WHAT YOU ARE ASKED TO DO:
Go through the entries below and work out how many lines include "Εισάγετε". Answer with the number only.

Data excerpts:
---------------

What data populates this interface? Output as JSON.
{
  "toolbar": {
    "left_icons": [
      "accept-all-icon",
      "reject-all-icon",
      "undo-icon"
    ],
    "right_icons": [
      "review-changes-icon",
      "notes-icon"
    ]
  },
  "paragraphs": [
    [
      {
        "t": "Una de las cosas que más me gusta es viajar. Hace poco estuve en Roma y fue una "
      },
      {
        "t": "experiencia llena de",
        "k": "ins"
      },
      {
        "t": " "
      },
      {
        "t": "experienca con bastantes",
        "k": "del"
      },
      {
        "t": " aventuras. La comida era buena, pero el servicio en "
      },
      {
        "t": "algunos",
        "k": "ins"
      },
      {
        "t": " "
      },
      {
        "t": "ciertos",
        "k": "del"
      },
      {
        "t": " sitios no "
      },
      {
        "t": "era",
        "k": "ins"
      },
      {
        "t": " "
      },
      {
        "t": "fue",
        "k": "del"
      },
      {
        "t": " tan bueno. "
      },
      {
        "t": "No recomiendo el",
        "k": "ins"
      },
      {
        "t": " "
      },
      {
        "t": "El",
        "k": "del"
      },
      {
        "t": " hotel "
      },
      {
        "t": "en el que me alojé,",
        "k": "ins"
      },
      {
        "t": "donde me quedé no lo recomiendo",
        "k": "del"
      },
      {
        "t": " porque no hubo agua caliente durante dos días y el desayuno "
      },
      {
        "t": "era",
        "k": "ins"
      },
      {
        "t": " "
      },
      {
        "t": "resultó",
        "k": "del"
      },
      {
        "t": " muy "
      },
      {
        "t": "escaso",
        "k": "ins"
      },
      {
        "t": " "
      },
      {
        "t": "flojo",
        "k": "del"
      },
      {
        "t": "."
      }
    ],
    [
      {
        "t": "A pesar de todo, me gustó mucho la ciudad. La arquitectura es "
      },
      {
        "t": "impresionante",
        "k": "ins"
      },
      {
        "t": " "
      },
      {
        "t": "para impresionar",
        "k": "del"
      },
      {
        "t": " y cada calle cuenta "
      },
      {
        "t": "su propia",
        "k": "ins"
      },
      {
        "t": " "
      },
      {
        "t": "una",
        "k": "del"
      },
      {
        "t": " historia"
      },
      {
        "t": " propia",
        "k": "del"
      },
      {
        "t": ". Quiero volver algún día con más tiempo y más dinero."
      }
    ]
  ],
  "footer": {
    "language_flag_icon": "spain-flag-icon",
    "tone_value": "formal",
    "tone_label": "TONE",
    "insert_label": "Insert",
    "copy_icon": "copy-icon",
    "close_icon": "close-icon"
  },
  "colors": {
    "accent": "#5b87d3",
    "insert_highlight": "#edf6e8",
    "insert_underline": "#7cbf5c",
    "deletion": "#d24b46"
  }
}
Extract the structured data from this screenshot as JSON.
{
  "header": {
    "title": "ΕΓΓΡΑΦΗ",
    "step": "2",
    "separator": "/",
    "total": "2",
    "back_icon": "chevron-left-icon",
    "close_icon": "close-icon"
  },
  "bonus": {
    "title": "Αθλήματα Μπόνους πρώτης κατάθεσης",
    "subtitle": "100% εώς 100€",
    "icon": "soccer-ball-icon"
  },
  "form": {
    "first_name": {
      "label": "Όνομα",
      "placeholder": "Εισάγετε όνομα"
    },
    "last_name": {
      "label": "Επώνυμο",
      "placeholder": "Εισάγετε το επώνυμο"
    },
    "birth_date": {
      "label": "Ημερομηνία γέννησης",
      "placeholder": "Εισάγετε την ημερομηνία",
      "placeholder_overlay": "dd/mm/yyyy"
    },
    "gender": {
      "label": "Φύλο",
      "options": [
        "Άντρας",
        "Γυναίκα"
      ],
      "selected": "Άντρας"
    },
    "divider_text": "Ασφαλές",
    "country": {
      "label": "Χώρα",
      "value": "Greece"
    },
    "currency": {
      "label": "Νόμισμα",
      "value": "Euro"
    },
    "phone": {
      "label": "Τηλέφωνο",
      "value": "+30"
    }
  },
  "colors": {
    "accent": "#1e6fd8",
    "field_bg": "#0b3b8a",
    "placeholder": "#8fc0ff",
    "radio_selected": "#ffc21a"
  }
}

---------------

SOLUTION:
3